[What needs to be done]
Pull every line containing "Fillers" from the listing.
/---
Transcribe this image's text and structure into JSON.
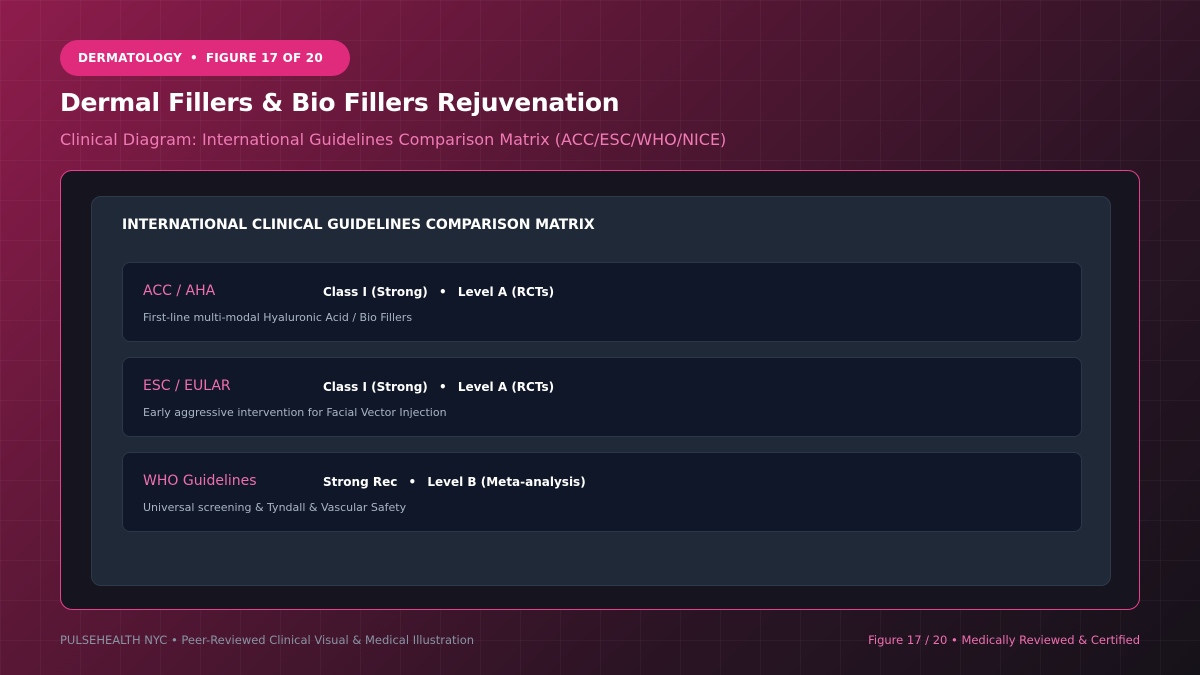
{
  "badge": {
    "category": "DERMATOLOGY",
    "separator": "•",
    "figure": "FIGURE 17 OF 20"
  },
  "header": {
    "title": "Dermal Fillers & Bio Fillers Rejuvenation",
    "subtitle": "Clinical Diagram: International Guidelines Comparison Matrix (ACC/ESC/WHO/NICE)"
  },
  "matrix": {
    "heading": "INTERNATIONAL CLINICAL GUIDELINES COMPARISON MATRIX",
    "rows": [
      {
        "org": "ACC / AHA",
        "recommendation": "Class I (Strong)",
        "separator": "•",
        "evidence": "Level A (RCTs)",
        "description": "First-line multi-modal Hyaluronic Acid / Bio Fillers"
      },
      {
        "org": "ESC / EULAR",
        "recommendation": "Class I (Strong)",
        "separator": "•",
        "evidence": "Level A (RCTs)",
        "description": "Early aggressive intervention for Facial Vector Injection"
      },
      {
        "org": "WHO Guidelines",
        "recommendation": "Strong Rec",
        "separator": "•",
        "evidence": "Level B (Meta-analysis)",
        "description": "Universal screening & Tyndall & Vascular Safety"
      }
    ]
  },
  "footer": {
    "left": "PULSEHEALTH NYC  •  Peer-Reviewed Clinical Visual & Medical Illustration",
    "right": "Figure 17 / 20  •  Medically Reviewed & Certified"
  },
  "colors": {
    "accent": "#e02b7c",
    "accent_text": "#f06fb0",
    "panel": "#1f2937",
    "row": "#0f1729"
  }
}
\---
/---
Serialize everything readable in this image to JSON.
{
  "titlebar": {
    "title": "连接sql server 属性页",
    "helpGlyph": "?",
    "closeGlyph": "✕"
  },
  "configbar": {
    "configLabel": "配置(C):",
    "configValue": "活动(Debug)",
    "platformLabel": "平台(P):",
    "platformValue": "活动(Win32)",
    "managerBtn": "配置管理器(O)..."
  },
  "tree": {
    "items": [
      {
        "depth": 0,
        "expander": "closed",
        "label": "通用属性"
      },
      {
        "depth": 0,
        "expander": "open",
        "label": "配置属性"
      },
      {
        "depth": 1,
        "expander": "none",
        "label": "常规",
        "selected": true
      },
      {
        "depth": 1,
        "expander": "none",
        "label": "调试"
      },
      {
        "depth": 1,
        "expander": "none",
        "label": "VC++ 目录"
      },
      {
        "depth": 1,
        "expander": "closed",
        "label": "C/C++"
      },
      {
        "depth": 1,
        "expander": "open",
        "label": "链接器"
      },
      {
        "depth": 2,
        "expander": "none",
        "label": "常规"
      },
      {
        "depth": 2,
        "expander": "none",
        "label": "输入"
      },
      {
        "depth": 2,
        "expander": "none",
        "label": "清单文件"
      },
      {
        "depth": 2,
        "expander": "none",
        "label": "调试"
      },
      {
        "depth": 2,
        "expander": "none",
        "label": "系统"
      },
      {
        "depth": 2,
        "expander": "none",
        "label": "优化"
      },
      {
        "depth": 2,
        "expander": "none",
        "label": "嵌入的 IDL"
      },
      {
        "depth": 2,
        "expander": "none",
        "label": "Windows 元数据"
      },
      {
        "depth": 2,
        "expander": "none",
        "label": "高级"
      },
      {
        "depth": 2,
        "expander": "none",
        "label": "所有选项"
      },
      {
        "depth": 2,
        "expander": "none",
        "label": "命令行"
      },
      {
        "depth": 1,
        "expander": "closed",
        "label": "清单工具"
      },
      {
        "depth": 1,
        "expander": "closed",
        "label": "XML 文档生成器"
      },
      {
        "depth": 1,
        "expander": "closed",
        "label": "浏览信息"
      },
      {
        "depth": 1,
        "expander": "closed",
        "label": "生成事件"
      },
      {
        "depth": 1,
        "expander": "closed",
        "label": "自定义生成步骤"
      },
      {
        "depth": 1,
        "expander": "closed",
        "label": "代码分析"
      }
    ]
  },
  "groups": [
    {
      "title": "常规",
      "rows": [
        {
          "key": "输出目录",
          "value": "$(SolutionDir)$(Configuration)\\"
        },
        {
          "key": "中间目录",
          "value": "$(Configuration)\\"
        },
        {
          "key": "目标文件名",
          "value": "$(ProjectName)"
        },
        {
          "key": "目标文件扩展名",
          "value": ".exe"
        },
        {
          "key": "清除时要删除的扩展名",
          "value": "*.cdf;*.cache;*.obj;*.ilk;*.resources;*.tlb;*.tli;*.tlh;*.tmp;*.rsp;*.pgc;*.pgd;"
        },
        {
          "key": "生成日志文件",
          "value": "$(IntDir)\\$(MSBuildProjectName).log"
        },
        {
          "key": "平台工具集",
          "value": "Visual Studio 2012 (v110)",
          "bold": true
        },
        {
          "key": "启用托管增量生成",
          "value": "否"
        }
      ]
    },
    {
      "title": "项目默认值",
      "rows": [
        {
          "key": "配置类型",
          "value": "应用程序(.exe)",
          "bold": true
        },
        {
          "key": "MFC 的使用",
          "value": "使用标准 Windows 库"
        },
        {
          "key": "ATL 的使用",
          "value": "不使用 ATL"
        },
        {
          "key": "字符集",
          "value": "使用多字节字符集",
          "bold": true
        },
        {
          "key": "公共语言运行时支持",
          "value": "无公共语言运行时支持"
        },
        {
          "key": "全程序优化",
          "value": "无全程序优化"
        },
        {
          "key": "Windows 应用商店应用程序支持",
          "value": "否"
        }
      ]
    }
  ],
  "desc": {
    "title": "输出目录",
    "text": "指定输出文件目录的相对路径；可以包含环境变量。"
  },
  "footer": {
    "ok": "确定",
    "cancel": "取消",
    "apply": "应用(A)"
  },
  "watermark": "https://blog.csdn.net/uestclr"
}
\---
[Written solution]
    "title": "Dermal Fillers & Bio Fillers Rejuvenation",
        "description": "First-line multi-modal Hyaluronic Acid / Bio Fillers"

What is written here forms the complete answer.